Top 5 favorite skaters of all time?

In no particular order: Eric Koston, Guy Mariano, Matt Hensley, Jason Lee, and Ronnie Bertino off the top of the head, but there’s so many.

Your parts are littered with some truly classic locations… EMB, World Park, Venice Pits, LA Courthouse, your beloved Chaffey... What was one spot that many people consider as legendary that you absolutely hated? I know you hit up Beryl a good bit back in the day.

Sometimes the beach spots would harsh out your bearings. To me, Beryl is probably the hardest one to skate of it all of them. Every trick that went down on that is crazy. Rick’s switch tre, Daewon’s hardflip, Gino’s fake hardflip, and Jeremy Klein’s 360 flip are all pretty gnarly.

Most underrated skater of the 90’s. Wouldn’t be surprised if more than a few put you on top of that list.

Ronnie Bertino. I thought he skated super dope. Even during the early Think days, he was always one of the favorites.

What are some future plans for Richard Mulder and Heel Bruise?

We’re going to keep doing what we're doing over here at Heel Bruise, making things that we’re stoked on naturally and hopefully people will enjoy it, too. We’re working on a couple co-action projects with brands and skaters we admire. LA heads Eric Dressen and Aaron "Fingers" Murray are stoked to draw and contribute graphics. Super stoked on that. Gino and I were talking about keeping the Poets/Heel Bruise thing an annual initiative, so that will be pretty fun.

Anything else you’d like to add?

Thanks Chrome Ball. Thank you to everyone that has supported me with the opportunity to participate in skateboarding. I feel super fortunate when I think how skateboarding is one of the coolest things in the world that you can experience on earth and I was able to do it, continue to roll because of that feeling.

Special Thanks to Richard and Heel Bruise.


Stevie Ites said...

Met him at a Nike demo - perhaps the nicest, most genuine skater, pro or otherwise, that I've ever met. A real class act.

Nice interview, well done.

Anonymous said...

Excellent research and exposé; You go, E. Chops!
~Florida Woman

Anonymous said...

Been waiting on another interview and you didn't disappoint.

Anonymous said...

Richard Mulder has always been a favorite. I always loved how he just skated, it was truly skate style and ability coming out of him. I'm so happy you asked about his Mouse part. It's been a top 5'er for me for years. He was so on point in that video. You can tell because on his manuals, especially the sw/flip nose wheelie, he's just straight up frozen in the nose wheelie. Full on perfect balance. DAMN!!! Go Richard!!!
Heel Bruise big up!

Keith said...

Richard Mulder! Dude's always had great video parts with lots of style and solid execution.

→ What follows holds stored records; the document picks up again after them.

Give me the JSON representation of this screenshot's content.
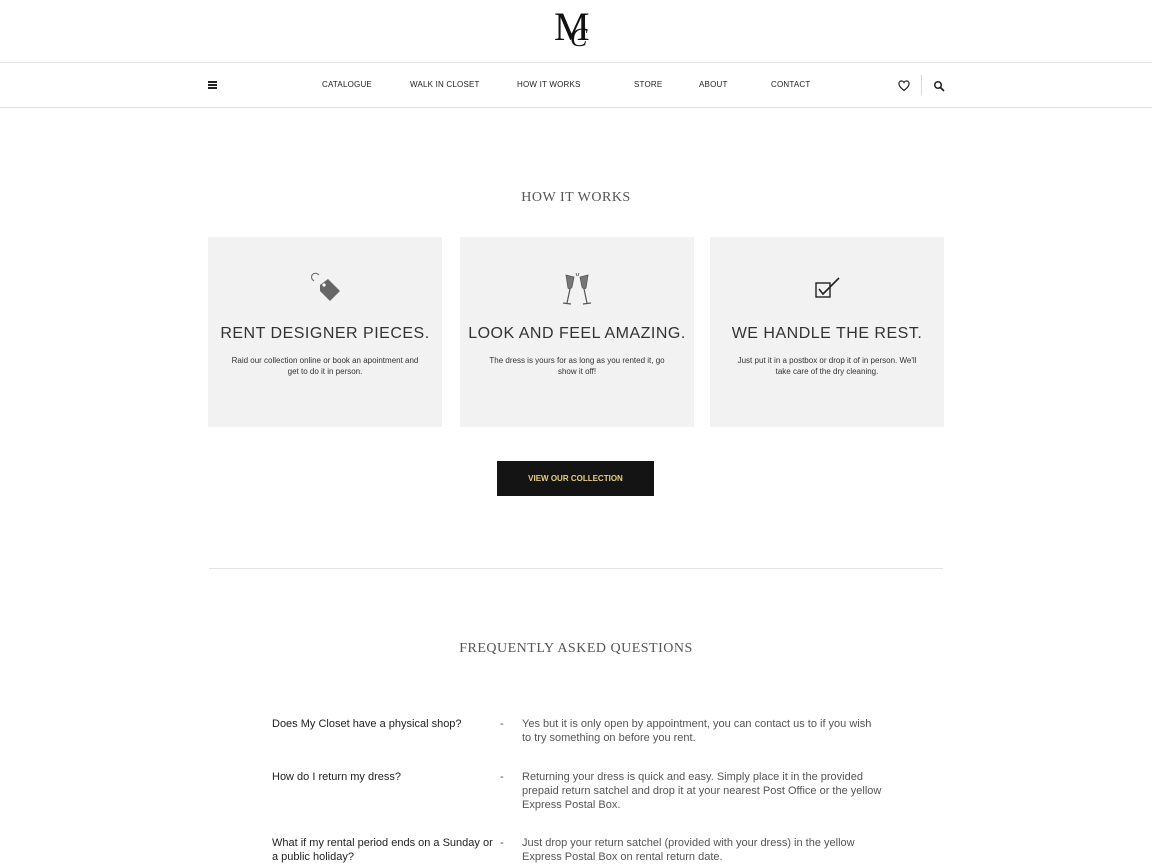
{
  "logo": {
    "letter_main": "M",
    "letter_sub": "C"
  },
  "nav": {
    "links": [
      "CATALOGUE",
      "WALK IN CLOSET",
      "HOW IT WORKS",
      "STORE",
      "ABOUT",
      "CONTACT"
    ],
    "icons": [
      "menu-icon",
      "heart-icon",
      "search-icon"
    ]
  },
  "how_it_works": {
    "title": "HOW IT WORKS",
    "cards": [
      {
        "icon": "price-tag-icon",
        "title": "RENT DESIGNER PIECES.",
        "text": "Raid our collection online or book an apointment and get to do it in person."
      },
      {
        "icon": "champagne-glasses-icon",
        "title": "LOOK AND FEEL AMAZING.",
        "text": "The dress is yours for as long as you rented it, go show it off!"
      },
      {
        "icon": "checkbox-icon",
        "title": "WE HANDLE THE REST.",
        "text": "Just put it in a postbox or drop it of in person. We'll take care of the dry cleaning."
      }
    ],
    "cta": "VIEW OUR COLLECTION"
  },
  "faq": {
    "title": "FREQUENTLY ASKED QUESTIONS",
    "dash": "-",
    "items": [
      {
        "q": "Does My Closet have a physical shop?",
        "a": "Yes but it is only open by appointment, you can contact us to if you wish to try something on before you rent."
      },
      {
        "q": "How do I return my dress?",
        "a": "Returning your dress is quick and easy. Simply place it in the provided prepaid return satchel and drop it at your nearest Post Office or the yellow Express Postal Box."
      },
      {
        "q": "What if my rental period ends on a Sunday or a public holiday?",
        "a": "Just drop your return satchel (provided with your dress) in the yellow Express Postal Box on rental return date."
      }
    ]
  },
  "colors": {
    "cta_bg": "#141414",
    "cta_text": "#e8cf7c",
    "card_bg": "#f2f2f2"
  }
}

I've never met him nor do I think I've ever seen him in person but he comes across as a really good guy. And getting a "real" career outside of the skate industry is not an easy task.

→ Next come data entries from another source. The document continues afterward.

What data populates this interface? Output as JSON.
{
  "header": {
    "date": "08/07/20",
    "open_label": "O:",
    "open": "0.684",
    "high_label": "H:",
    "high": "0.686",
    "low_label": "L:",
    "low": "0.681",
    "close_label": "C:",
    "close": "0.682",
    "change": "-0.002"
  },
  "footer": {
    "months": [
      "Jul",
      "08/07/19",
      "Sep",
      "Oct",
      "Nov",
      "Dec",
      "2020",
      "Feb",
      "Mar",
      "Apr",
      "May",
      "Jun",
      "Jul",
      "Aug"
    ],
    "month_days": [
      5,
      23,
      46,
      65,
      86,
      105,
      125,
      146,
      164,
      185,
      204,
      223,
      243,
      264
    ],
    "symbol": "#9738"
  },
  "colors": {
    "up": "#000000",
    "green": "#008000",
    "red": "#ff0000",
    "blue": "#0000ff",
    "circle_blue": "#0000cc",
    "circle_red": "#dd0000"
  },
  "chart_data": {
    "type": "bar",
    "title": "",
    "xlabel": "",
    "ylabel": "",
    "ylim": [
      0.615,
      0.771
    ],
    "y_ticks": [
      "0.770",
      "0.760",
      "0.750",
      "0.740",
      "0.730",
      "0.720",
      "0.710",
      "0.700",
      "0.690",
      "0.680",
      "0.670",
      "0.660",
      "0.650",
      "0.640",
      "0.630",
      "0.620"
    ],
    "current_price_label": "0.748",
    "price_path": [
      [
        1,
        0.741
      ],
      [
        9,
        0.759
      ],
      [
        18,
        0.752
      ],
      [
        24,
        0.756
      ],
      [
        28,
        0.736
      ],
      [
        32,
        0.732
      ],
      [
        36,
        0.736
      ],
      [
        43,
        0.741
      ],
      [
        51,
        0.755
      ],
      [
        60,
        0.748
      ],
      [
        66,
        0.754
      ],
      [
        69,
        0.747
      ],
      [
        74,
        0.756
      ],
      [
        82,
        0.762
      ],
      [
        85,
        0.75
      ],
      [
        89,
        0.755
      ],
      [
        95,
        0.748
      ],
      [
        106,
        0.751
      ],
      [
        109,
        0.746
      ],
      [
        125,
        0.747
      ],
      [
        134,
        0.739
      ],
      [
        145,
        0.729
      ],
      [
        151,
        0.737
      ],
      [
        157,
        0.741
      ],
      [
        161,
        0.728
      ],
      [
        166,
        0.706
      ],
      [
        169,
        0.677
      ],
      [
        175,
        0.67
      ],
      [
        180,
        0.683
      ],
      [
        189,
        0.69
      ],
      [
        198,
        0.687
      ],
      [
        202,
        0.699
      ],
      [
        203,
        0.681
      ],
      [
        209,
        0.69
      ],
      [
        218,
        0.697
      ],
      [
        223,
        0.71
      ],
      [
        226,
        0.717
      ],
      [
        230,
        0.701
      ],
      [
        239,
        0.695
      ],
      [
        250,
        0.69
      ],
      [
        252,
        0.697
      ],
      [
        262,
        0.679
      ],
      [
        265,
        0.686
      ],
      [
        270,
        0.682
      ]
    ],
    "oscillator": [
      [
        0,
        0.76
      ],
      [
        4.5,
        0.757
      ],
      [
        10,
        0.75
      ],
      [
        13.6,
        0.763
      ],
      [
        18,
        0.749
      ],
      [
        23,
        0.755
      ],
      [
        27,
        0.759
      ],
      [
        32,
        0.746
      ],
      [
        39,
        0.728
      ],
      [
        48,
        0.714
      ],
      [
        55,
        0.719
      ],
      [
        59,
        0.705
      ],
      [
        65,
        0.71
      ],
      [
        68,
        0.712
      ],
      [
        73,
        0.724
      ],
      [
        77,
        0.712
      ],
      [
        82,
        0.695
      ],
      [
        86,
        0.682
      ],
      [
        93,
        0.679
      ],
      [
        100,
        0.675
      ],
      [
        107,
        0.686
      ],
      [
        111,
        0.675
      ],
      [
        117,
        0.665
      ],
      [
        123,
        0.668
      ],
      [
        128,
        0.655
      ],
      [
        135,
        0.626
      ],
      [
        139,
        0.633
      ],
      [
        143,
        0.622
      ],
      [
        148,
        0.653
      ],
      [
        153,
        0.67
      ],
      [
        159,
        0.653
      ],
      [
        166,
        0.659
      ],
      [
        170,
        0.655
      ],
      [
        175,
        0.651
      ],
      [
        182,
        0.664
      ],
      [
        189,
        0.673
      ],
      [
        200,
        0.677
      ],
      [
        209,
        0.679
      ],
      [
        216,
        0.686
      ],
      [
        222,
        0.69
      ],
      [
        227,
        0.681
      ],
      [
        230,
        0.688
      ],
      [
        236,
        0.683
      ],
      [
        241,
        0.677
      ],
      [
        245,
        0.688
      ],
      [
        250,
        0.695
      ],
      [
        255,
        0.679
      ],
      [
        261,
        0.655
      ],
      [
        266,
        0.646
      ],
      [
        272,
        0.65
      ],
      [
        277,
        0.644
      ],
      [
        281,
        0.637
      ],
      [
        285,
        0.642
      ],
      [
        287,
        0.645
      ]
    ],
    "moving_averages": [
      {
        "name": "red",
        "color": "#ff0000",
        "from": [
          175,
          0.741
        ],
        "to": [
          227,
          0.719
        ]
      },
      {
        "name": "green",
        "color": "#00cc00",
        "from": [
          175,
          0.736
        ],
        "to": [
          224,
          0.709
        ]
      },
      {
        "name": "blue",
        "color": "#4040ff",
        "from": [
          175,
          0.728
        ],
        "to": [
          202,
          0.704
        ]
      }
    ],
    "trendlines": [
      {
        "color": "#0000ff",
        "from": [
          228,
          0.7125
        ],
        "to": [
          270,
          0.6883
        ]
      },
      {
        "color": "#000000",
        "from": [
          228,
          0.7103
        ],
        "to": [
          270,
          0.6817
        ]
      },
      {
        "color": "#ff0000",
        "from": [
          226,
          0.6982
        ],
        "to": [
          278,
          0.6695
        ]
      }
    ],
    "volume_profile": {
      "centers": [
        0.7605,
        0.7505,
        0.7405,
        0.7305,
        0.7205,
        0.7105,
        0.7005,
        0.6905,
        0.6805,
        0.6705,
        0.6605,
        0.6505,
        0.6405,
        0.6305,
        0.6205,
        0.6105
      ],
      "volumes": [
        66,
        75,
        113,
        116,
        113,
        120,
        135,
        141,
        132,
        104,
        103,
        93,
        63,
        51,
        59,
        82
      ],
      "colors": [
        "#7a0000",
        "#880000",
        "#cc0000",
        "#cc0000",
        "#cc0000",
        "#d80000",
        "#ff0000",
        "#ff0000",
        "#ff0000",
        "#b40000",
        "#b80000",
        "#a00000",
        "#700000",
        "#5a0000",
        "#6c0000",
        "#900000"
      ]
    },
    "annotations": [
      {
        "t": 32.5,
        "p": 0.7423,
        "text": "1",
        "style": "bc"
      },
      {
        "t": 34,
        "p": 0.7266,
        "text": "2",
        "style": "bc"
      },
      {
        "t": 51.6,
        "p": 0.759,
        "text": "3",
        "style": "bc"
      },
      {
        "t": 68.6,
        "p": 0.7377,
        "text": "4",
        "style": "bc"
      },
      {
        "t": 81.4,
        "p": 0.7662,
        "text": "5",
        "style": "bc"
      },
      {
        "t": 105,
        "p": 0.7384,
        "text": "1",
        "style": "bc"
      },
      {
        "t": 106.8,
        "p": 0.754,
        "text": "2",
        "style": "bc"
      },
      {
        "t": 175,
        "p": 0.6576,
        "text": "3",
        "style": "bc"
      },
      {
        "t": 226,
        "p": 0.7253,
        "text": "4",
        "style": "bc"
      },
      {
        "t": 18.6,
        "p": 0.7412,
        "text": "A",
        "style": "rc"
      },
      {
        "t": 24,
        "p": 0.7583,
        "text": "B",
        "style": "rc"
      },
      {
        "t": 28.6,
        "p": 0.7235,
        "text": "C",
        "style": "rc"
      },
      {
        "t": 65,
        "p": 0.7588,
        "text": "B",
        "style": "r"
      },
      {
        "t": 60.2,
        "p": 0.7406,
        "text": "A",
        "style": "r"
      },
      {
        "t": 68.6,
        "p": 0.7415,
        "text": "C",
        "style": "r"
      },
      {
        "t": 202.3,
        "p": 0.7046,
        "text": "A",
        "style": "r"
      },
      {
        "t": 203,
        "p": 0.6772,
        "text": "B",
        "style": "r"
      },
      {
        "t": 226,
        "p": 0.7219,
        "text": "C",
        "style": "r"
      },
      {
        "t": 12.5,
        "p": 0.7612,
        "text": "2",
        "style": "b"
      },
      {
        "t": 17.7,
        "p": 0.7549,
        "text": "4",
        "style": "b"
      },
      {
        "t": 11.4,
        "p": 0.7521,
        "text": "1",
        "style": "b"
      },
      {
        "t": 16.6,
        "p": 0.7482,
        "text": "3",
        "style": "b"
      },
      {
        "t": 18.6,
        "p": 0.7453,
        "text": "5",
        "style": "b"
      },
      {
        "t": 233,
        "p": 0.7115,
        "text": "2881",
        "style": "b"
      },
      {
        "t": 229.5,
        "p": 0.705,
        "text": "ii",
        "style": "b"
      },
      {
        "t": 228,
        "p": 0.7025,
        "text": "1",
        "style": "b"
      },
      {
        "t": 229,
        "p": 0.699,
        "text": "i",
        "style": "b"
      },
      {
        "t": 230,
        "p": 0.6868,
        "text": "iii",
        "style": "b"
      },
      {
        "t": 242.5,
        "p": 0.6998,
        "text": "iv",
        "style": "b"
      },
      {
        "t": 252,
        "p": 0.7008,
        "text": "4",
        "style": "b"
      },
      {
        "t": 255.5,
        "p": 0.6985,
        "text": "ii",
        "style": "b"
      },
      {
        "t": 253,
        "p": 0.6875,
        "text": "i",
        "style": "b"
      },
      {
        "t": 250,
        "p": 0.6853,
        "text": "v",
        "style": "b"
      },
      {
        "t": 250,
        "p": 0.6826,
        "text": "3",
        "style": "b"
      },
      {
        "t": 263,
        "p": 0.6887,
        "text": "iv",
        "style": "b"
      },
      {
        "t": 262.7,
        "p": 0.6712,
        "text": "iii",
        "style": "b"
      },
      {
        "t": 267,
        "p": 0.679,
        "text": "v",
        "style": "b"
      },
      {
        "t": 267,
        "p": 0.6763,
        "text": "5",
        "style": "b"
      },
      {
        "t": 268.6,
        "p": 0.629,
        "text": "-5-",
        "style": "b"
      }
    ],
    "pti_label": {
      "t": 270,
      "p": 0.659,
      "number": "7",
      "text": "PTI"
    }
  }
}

He had a blog a while ago but he took it down! I need financial advice...

T Ferks said...

Richard is the man! It's tight to see him use his talents for God's glory. Much respect....and yeah, that switchflip nose-mani is amazing. The line at city-hall in Philly is also a favorite....just pure style.

Anonymous said...

"Gino's skate part?"

Killing it. Keep it up.

DLTDA said...

It took me a long time to appreciate Richard as a skater, but in retrospect I have so much respect for him taking the true path to a pro board. Nowadays kids would not stick out being AM on a premier company (or a mediocre company) for 6 years.

It's great to see his insight and his well-thought answers to great question.

As always, well done Chops. Great to see a good, quality interview as well as a guy who puts a lot of effort into his responses. Glad to see him doing well. Dude is dope.

Anonymous said...

Him and JP Jadeed were the kings of chaffey.

Brian edwards for honorable mention. Thanks for this!

jason from oz said...

Brilliant interview! Love hearing the old World stories. Definately my favourite era of skateboarding. Keep it up Chops!